Archive for April, 2016

postheadericon Who Put the Sword in the Stone?

Medieval Woman Holding Sword

Merlin put the sword in the stone, in order to ensure the proper King ruled Britain. After Arthur’s father, Uther, died, the nobles of Britain began disputing the right of succession. To ease their fears, Merlin erected a great sword stuck inside an anvil set atop a stone. By his magic, only the rightful ruler of Britain could wrest it from the stone. Meanwhile, baby Arthur was taken into safekeeping and raised by a loyal ally of the King’s.

When Arthur was fifteen, his stepfather, Sir Ector, and elder stepbrother, Kay, travelled to London to attend a tournament to determine the next king of England. When Arthur forgot Kay’s sword, he ran back to the inn where they were staying to retrieve it. But the inn was locked up and no one was around to let him in. Seeing the forgotten sword stuck inside the stone in a nearby churchyard, he pulled it out and brought it to Kay. When Kay was asked where he got the sword, at first, he tried to take credit for pulling it from the stone. But his father made him tell where he really got it from, and the nobles brought him and Arthur to put the sword back into the stone to see which one of them could pull it out. First, Kay tried to wrest it from the stone, but he could not. Then, Arthur tried, and the sword came loose.

This episode comes from Sir Thomas Malory, largely considered to be the most authoritative source on the Arthurian Legend. But it can be traced further back to the twelfth-century poet Robert de Boron. Whether de Boron invented the tale, or was drawing from older sources himself, is unknown. But he is the earliest writer in the surviving record to mention it. Some writers have suggested that de Boron may have meant to indicate that Arthur had wrested his sword from an invading Saxon: the Latin word for stone is only one letter off from the word “Saxon.” Others suggest he may have been drawing on older Nordic traditions in which a king was chosen by noblemen surrounding a stone centerpiece.

But these writers may forget that de Boron was writing in a time during which the Christian Church was gaining increasing strength in Britain, and older Celtic folktales, traditionally stronger in Britain than in other parts of Europe, were becoming increasingly Christianized.
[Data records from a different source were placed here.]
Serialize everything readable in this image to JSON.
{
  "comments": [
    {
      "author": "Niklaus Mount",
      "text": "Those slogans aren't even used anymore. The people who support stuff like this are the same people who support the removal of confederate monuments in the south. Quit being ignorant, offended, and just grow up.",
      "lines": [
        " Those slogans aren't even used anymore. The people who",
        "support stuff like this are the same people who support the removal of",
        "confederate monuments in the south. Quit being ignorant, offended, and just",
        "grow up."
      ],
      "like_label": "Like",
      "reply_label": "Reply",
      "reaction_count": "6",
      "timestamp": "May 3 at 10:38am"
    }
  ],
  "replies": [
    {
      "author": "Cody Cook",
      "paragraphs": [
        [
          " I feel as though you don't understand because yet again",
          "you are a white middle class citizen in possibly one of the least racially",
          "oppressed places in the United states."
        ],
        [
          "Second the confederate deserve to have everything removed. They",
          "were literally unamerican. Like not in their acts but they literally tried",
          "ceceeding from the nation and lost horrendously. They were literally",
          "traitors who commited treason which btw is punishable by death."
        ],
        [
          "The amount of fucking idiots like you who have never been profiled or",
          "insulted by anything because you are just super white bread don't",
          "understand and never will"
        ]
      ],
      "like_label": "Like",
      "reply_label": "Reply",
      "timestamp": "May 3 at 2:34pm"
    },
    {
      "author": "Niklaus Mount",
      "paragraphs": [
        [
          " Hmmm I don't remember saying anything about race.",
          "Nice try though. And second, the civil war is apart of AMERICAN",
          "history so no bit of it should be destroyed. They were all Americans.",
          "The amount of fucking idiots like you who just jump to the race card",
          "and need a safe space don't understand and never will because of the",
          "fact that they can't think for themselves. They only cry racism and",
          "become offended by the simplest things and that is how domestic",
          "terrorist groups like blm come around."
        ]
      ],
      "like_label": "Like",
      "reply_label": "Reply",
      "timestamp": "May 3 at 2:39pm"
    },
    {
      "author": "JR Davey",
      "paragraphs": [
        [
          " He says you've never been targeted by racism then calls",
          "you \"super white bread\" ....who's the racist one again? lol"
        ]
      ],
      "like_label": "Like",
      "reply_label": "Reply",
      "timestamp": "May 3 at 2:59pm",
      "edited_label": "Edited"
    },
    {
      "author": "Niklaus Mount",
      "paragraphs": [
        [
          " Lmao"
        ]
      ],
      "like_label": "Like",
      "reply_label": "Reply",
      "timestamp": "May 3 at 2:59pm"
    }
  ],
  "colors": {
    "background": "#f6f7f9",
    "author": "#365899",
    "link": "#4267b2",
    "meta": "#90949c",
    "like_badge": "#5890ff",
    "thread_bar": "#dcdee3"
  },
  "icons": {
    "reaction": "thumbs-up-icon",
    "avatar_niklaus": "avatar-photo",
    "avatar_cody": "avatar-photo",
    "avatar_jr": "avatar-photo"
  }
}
It is telling that the poem in which he depicts the Sword in the Stone episode, Merlin, is the same one in which Merlin’s father is rewritten as a demon trying to bring about the Antichrist, as opposed to the incubus demon of older sources – a traditionally Celtic creature, described by Geoffrey of Monmouth as having “partly the nature of men and partly that of angels.” And in de Boron, Arthur pulls the sword as a sign of dedication to justice and to the Christian faith, an element of the story left out by later writers.

The truth may well be that Robert de Boron put the sword in the stone in order to reaffirm his Christian faith.

Learn More


You are currently browsing the Guild Bulletin Board blog archives for April, 2016.